Only lines containing the string "title" belong in the answer; copy all of them from the entries.

(Records from a dataset)
——————————
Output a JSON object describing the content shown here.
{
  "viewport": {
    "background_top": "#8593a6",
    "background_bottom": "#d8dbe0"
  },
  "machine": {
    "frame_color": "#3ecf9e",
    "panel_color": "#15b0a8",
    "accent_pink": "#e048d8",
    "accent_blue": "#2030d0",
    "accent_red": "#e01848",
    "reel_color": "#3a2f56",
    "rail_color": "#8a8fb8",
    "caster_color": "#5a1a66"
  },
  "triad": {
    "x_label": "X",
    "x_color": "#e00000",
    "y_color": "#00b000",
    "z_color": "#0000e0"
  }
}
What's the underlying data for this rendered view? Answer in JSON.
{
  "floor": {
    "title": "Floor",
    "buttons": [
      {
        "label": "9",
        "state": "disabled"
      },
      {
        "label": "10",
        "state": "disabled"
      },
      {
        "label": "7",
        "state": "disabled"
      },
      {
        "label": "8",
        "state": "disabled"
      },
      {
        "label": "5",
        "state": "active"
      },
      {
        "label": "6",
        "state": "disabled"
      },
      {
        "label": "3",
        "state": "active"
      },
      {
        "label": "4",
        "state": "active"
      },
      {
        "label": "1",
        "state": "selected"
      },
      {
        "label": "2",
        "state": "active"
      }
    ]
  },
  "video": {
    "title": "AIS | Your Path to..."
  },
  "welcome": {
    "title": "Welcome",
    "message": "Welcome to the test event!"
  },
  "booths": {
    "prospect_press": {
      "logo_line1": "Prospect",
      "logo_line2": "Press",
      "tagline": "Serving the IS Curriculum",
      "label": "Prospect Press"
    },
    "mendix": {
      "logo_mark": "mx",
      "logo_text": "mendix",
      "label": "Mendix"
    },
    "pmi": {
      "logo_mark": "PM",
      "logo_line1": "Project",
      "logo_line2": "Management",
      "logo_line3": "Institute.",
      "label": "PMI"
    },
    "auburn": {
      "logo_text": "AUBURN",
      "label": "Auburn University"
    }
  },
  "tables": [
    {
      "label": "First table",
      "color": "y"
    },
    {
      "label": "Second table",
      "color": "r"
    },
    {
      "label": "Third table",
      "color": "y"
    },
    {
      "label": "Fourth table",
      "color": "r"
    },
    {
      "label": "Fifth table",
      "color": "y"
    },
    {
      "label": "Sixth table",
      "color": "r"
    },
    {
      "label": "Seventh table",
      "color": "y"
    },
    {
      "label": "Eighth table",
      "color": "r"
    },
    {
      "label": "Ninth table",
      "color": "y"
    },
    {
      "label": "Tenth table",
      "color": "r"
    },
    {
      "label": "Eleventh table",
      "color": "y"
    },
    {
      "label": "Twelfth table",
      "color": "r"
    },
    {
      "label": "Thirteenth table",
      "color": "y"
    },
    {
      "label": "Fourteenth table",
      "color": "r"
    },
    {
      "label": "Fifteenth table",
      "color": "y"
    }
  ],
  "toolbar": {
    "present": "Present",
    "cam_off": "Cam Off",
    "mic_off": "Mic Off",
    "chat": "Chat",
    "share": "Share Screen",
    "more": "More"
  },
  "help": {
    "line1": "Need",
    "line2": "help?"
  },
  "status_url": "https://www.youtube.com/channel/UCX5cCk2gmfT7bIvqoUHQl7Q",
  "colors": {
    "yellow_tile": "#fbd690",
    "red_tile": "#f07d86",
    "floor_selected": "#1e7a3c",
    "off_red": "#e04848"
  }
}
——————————
# Solution to this exercise:
    "title": "Floor",
    "title": "AIS | Your Path to..."
    "title": "Welcome",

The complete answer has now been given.